These measurements also show that the elements improve the stress limit on notched parts, but their presence in excessive quantities contributes to the deterioration of this characteristic and to an increase in brittleness. Thus, the value of said limit passes from 100 MPa for testpiece No. 0 to 125 MPa for testpiece No. 3 (0.1% Zr-0.6% Mn), but drops to 105 MPa for testpiece No. 7 containing more zirconium and manganese.
Thus, the simultaneous presence of zirconium and manganese in the proportions according to the invention (alloys 5, 4, 3 and 6) leads to a lower notching sensitivity coefficient (0.51, 0.48, 0.43, 0.51) than for the prior art alloys with the coefficient close to 0.6, apart from alloy No. 0, which is unusable due to its inadequate mechanical strength.
Thus, according to the invention, the combination of zirconium and manganese in limited quantities and the fast solidification of the alloy obtained contribute to improving the fatigue strength, no matter whether in the hot or cold state, of parts or components liable to have surface irregularities, such as screw threads or fillets and which are used in the car industry, particularly in the production of rods, piston rods and pistons.
1. Aluminium alloy components retaining a good fatigue strength after being kept hot for a long time, said components being formed of an aluminium alloy containing by weight 11 to 26% silicon, 2 to 5% iron, 0.5 to 5% copper, 0.1 to 2% magnesium 0.1 to 0.4% zirconium and 0.5 to 1.5% manganese, and up to minor additions of nickel and/or cobalt, the alloy having been subjected to a fast solidification in the molten state and the solidified product obtained formed into said components.
2. Aluminium alloy components according to claim 1, wherein the fast solidification consists of dividing the molten alloy into the form of fine droplets.
3. Aluminium alloy components according to claim 1, wherein the fast solidification consists of projecting the molten alloy against a cooled metal surface.
4. Aluminium alloy components according to claim 1, wherein the fast solidification consists of projecting the atomized alloy in a gas flow against a substrate.
5. Aluminium alloy components according to claim 1, characterized in that the parts have been subjected to a heat treatment at a temperature between 490.degree. and 520.degree.

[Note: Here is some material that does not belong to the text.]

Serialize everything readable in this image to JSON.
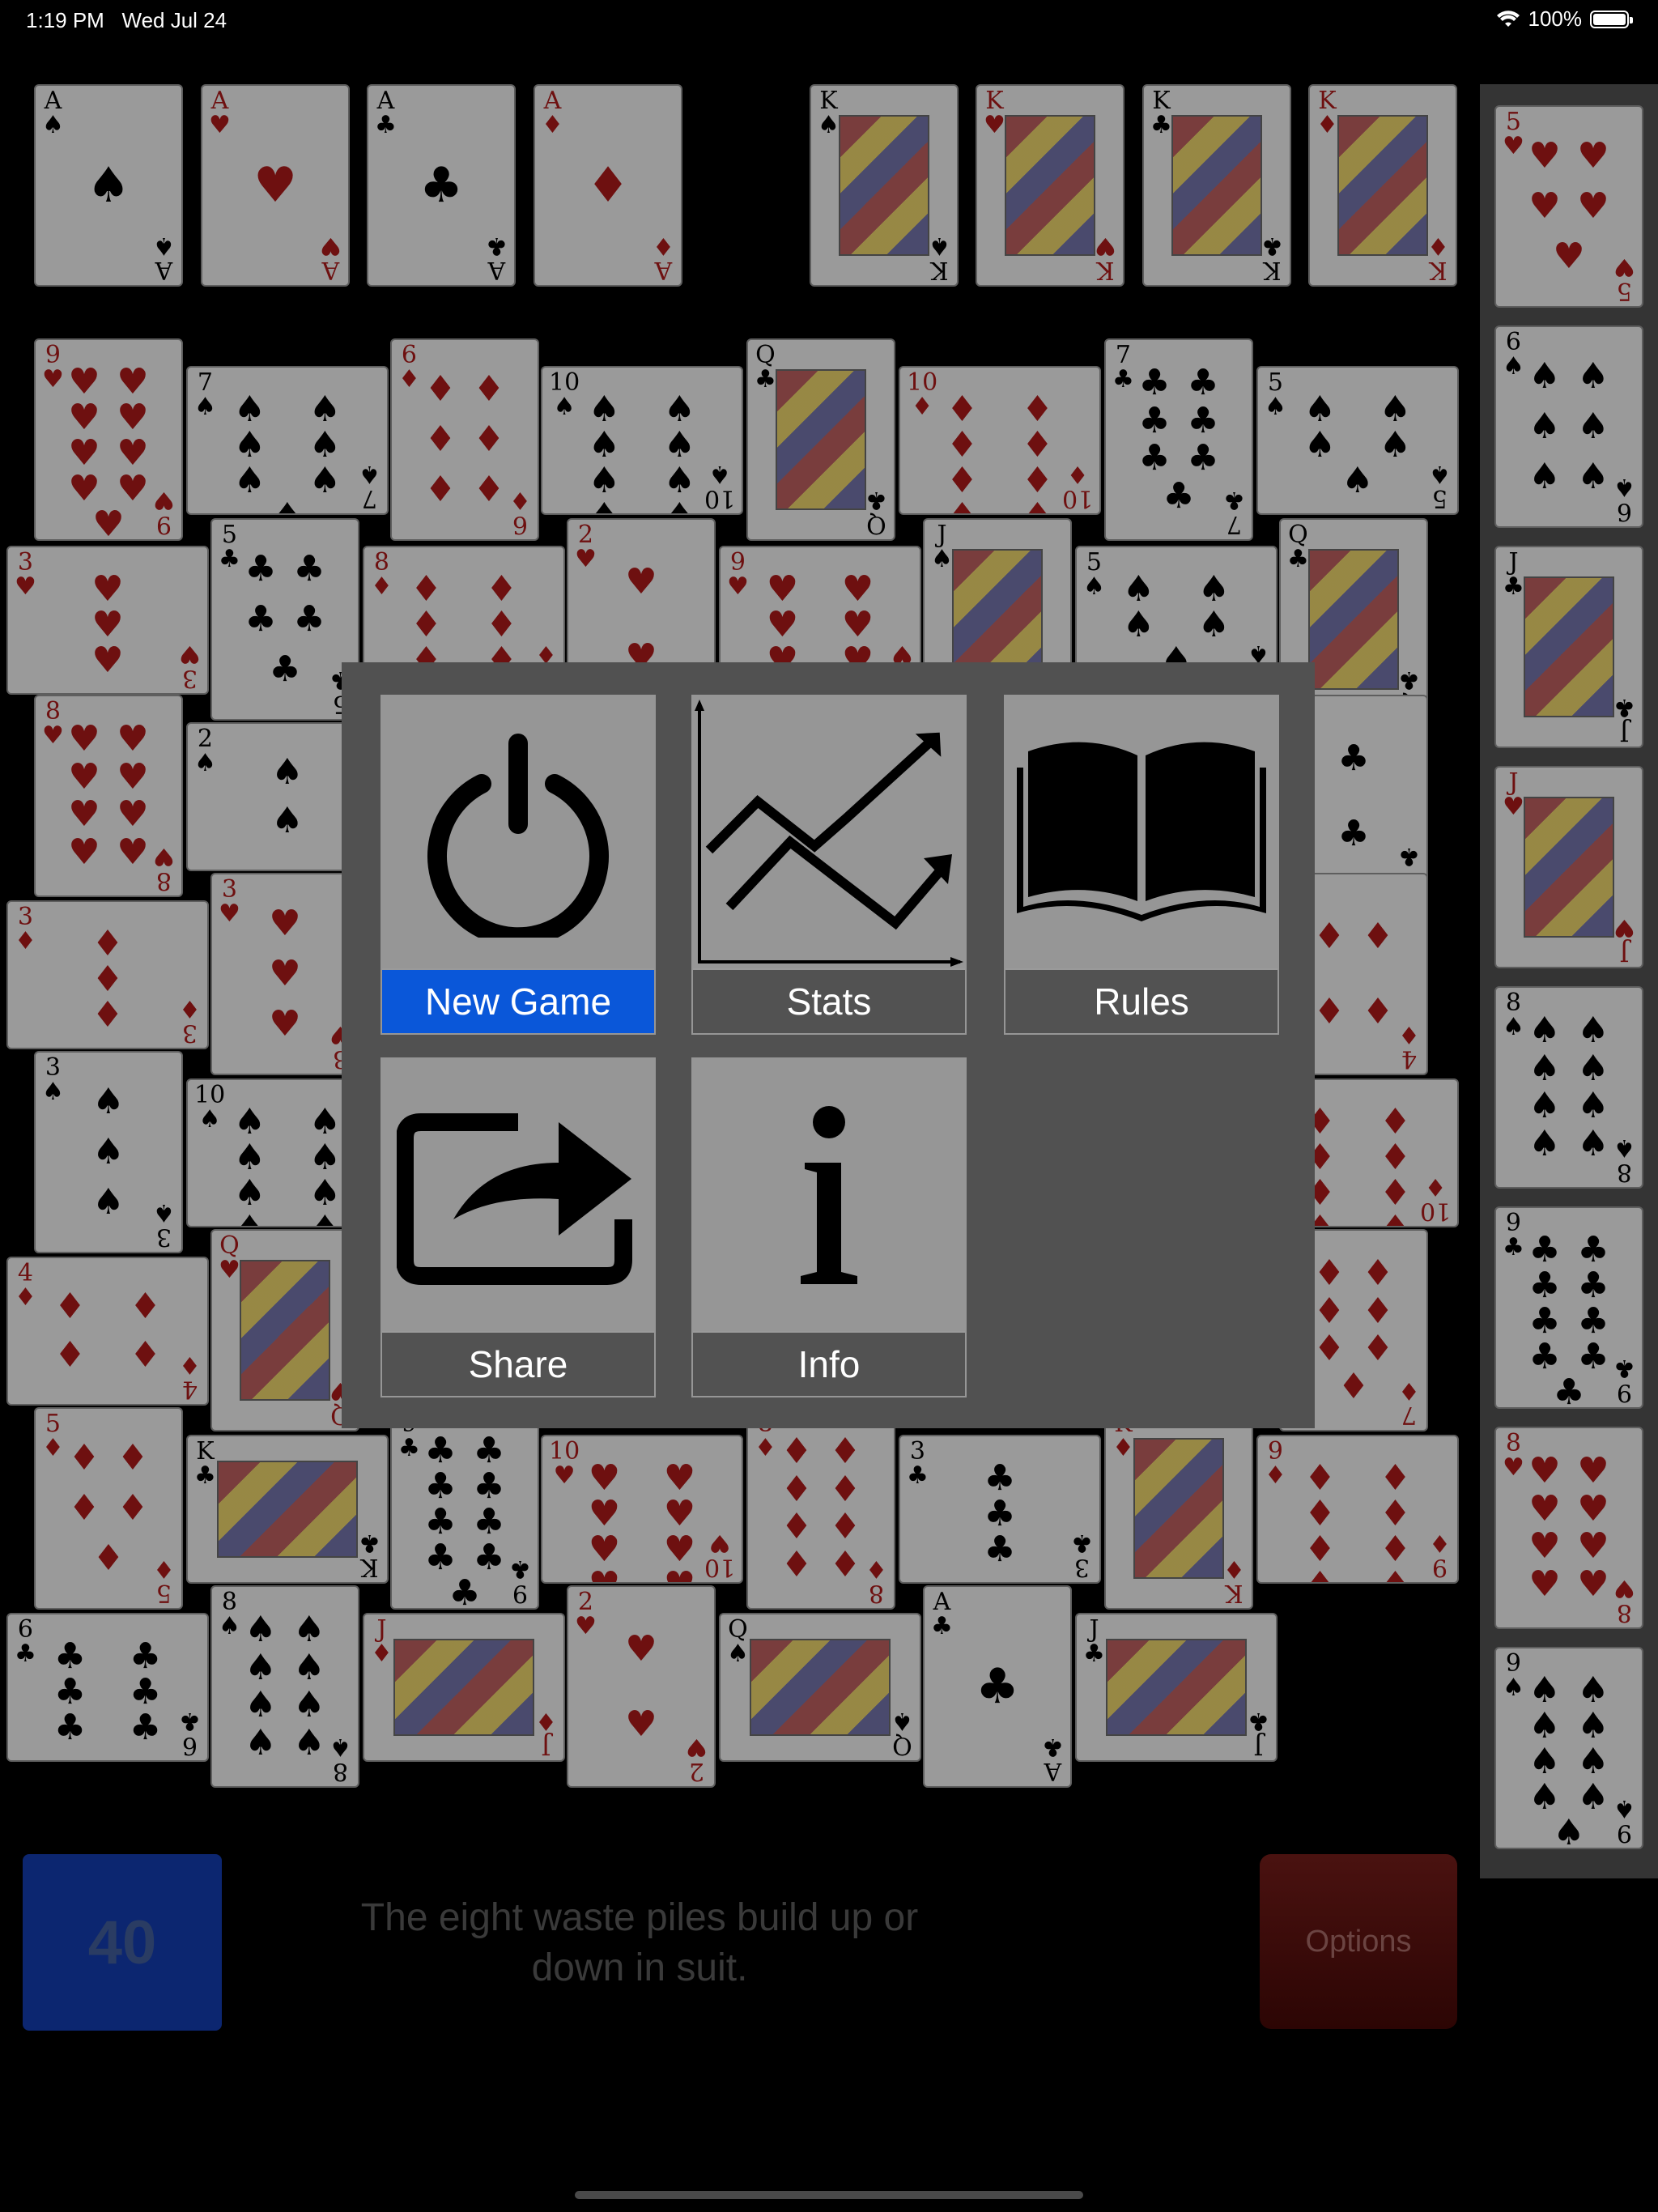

C., water hardening and annealing at between 170.degree. and 210.degree. C.
6. A material retaining good fatigue strength after being kept hot for a long time, produced by consolidating rapidly solidified particles of an aluminium alloy, said aluminium alloy consisting of, in weight percentages: 11 to 26% silicon; 2 to 5% iron; 0.5 to 5% copper; 0.1 to 2% magnesium; 0.1 to 0.4% zirconium; 0.5 to 1.5% manganese; and up to minor additions of nickel and cobalt.

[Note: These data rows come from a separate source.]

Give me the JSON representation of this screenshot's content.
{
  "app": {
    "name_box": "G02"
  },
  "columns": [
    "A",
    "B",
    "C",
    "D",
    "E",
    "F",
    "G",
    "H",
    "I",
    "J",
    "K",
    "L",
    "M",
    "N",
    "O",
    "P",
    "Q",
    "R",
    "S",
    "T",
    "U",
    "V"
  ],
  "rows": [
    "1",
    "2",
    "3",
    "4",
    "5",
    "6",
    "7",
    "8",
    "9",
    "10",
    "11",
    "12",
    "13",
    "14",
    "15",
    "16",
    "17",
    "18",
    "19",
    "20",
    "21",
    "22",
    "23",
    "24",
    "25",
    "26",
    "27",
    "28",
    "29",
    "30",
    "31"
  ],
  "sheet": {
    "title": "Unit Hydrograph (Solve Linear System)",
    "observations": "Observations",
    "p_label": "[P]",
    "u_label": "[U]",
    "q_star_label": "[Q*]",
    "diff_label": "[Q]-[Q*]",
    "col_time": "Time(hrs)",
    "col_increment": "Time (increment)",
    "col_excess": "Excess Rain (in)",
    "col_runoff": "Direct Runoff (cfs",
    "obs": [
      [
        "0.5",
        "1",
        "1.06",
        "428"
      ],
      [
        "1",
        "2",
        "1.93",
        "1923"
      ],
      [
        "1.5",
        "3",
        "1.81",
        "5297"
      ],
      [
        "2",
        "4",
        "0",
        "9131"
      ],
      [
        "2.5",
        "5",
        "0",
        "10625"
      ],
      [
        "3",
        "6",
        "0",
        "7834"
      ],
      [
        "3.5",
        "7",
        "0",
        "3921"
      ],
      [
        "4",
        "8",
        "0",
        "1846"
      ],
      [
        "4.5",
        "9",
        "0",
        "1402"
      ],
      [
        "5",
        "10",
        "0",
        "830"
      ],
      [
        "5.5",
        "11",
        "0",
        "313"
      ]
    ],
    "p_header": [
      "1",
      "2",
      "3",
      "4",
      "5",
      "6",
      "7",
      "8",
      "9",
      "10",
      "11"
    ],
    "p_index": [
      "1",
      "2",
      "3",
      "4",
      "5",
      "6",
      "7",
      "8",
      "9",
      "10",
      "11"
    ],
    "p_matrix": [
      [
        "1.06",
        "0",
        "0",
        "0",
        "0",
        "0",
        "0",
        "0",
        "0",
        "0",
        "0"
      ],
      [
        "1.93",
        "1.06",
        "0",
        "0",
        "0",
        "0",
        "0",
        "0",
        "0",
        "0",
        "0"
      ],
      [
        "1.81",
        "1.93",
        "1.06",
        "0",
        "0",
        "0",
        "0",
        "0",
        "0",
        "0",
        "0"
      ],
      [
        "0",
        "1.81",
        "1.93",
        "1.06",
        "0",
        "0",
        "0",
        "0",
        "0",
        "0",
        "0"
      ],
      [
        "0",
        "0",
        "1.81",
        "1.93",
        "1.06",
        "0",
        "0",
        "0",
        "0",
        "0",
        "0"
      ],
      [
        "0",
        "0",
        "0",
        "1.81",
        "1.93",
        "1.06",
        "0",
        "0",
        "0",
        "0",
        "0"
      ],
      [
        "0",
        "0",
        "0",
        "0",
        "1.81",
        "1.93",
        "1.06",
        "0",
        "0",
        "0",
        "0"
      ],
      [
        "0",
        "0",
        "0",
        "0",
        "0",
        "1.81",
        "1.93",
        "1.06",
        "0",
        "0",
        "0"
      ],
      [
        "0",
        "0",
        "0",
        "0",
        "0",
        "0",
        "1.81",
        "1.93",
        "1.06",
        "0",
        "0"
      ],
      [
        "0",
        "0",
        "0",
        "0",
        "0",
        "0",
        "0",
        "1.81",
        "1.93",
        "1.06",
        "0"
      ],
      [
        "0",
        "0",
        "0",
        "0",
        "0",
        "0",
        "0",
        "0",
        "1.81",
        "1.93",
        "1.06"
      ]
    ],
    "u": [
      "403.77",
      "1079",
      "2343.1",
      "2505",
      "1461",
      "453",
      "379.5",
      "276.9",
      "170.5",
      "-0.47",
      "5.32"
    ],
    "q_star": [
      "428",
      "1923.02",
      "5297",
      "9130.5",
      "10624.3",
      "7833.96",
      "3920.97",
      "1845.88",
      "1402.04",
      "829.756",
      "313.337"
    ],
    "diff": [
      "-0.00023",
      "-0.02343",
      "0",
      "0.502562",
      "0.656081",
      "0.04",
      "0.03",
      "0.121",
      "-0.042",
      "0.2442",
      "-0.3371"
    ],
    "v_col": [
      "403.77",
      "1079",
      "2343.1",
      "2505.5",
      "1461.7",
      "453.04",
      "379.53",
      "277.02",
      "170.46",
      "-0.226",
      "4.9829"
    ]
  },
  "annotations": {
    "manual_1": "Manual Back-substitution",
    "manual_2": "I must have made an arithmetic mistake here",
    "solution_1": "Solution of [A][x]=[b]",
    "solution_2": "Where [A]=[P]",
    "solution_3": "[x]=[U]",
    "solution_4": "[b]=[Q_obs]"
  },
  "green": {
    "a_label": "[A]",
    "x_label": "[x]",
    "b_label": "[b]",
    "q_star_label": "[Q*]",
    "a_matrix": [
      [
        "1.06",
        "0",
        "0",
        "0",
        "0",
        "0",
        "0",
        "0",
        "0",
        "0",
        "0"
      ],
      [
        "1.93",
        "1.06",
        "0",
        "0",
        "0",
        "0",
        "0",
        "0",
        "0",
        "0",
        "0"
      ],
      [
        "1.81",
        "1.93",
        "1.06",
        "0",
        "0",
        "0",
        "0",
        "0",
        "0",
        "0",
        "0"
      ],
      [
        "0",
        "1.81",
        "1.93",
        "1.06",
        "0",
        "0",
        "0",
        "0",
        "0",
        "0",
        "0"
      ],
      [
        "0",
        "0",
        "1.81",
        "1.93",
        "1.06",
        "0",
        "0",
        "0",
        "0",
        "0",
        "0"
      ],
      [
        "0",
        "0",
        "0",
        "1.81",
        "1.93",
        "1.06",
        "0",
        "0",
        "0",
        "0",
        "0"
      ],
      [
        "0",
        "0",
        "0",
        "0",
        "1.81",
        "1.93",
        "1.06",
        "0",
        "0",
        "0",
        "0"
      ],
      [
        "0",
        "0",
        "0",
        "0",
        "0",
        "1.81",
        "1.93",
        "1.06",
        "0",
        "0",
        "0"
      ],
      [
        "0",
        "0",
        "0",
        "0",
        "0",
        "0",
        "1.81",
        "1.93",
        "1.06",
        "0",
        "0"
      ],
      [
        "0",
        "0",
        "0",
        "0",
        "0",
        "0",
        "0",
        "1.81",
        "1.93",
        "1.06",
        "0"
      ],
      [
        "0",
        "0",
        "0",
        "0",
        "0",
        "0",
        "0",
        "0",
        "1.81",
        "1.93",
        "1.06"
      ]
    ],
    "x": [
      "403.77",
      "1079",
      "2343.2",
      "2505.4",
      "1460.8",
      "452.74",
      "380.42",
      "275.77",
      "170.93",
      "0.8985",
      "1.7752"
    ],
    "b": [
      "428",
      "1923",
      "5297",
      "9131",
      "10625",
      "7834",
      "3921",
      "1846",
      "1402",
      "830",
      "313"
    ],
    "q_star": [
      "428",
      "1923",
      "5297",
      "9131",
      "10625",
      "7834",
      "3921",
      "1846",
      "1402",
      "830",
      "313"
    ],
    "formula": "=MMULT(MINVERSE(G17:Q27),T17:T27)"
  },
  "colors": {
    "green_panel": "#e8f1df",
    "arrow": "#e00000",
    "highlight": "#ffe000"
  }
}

7. A material according to claim 6, wherein the rapidly solidified particles are derived by dividing the aluminium alloy, in a molten state, into fine droplets.
8. A material according to claim 6, wherein the rapid solidification consists of projecting the molten alloy against a cooled metal surface.

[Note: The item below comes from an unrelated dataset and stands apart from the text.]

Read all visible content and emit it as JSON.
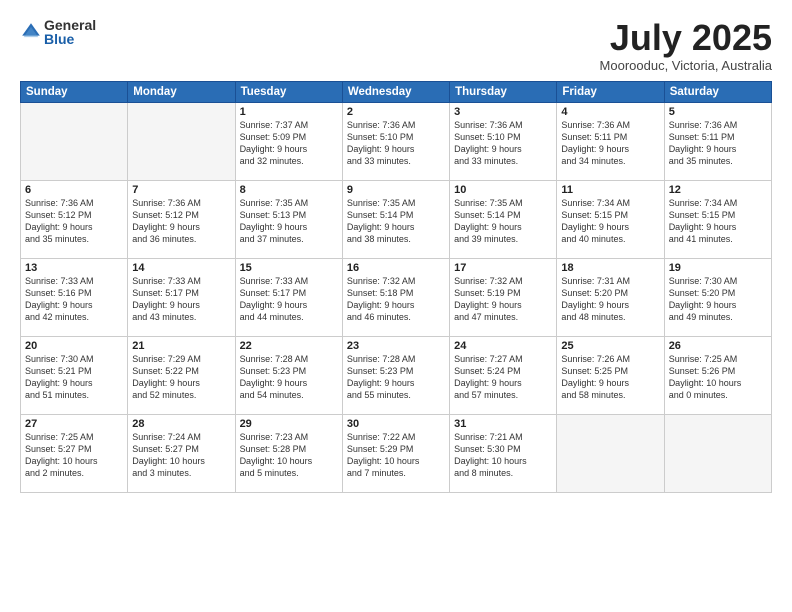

9. A material according to claim 6, wherein the rapid solidification consists of atomizing the alloy and projecting the atomized alloy in a gas flow against a substrate.
10. A material according to claim 9, wherein the consolidated rapidly solidified particles have been subjected to a heat treatment at a temperature of between 490.degree. and 520.degree. C., water hardening and annealing at between 170.degree. and 210.degree. C.
Filed: Jul 23, 1990
Date of Patent: Feb 12, 1991
Assignee: Pechiney Recherche Groupement d'Interet Economique (Paris)
Inventor: Jean-Francois Faure (Voiron)
Primary Examiner: R. Dean
Assistant Examiner: Robert R. Koehler
Law Firm: Dennison, Meserole, Pollack & Scheiner
Application Number: 7/556,185
International Classification: C22C 2108; C22C 2100; C22C 2106;